*Exercise brief:* Return the records below character for character.

Element data from apps and pages:
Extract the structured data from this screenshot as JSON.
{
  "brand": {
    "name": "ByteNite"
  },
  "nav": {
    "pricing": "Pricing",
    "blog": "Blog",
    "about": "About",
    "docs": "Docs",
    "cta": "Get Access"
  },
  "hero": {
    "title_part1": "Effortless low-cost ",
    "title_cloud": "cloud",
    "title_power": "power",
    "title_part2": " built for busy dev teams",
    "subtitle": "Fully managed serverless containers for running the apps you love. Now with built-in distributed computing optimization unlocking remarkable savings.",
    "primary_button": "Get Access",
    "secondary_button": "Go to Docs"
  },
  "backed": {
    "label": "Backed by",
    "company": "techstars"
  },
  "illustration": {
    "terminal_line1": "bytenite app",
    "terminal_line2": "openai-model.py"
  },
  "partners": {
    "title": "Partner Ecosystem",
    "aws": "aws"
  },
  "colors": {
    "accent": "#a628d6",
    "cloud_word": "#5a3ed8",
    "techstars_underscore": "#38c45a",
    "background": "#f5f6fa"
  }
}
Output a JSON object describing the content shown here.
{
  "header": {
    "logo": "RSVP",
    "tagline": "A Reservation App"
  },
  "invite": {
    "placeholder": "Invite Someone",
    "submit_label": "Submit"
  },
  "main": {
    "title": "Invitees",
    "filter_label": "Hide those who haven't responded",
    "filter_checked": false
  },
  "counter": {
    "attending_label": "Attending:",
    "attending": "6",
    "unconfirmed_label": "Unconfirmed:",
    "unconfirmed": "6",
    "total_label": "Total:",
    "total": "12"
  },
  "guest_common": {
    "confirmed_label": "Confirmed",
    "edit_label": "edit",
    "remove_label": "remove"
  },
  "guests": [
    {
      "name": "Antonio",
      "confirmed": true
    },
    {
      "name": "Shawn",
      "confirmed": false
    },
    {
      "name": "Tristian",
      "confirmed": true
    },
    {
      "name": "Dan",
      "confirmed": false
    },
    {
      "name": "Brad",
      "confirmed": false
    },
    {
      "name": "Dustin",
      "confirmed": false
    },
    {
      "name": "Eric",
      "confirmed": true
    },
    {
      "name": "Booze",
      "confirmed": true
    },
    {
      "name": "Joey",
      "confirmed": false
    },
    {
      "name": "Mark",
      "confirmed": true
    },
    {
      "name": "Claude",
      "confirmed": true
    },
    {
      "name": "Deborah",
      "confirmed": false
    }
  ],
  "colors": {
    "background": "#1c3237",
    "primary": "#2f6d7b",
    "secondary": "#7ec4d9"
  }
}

*Answer space:*
Extract the structured data from this screenshot as JSON.
{
  "brand": {
    "name": "ByteNite"
  },
  "nav": {
    "pricing": "Pricing",
    "blog": "Blog",
    "about": "About",
    "docs": "Docs",
    "cta": "Get Access"
  },
  "hero": {
    "title_part1": "Effortless low-cost ",
    "title_cloud": "cloud",
    "title_power": "power",
    "title_part2": " built for busy dev teams",
    "subtitle": "Fully managed serverless containers for running the apps you love. Now with built-in distributed computing optimization unlocking remarkable savings.",
    "primary_button": "Get Access",
    "secondary_button": "Go to Docs"
  },
  "backed": {
    "label": "Backed by",
    "company": "techstars"
  },
  "illustration": {
    "terminal_line1": "bytenite app",
    "terminal_line2": "openai-model.py"
  },
  "partners": {
    "title": "Partner Ecosystem",
    "aws": "aws"
  },
  "colors": {
    "accent": "#a628d6",
    "cloud_word": "#5a3ed8",
    "techstars_underscore": "#38c45a",
    "background": "#f5f6fa"
  }
}
Output a JSON object describing the content shown here.
{
  "header": {
    "logo": "RSVP",
    "tagline": "A Reservation App"
  },
  "invite": {
    "placeholder": "Invite Someone",
    "submit_label": "Submit"
  },
  "main": {
    "title": "Invitees",
    "filter_label": "Hide those who haven't responded",
    "filter_checked": false
  },
  "counter": {
    "attending_label": "Attending:",
    "attending": "6",
    "unconfirmed_label": "Unconfirmed:",
    "unconfirmed": "6",
    "total_label": "Total:",
    "total": "12"
  },
  "guest_common": {
    "confirmed_label": "Confirmed",
    "edit_label": "edit",
    "remove_label": "remove"
  },
  "guests": [
    {
      "name": "Antonio",
      "confirmed": true
    },
    {
      "name": "Shawn",
      "confirmed": false
    },
    {
      "name": "Tristian",
      "confirmed": true
    },
    {
      "name": "Dan",
      "confirmed": false
    },
    {
      "name": "Brad",
      "confirmed": false
    },
    {
      "name": "Dustin",
      "confirmed": false
    },
    {
      "name": "Eric",
      "confirmed": true
    },
    {
      "name": "Booze",
      "confirmed": true
    },
    {
      "name": "Joey",
      "confirmed": false
    },
    {
      "name": "Mark",
      "confirmed": true
    },
    {
      "name": "Claude",
      "confirmed": true
    },
    {
      "name": "Deborah",
      "confirmed": false
    }
  ],
  "colors": {
    "background": "#1c3237",
    "primary": "#2f6d7b",
    "secondary": "#7ec4d9"
  }
}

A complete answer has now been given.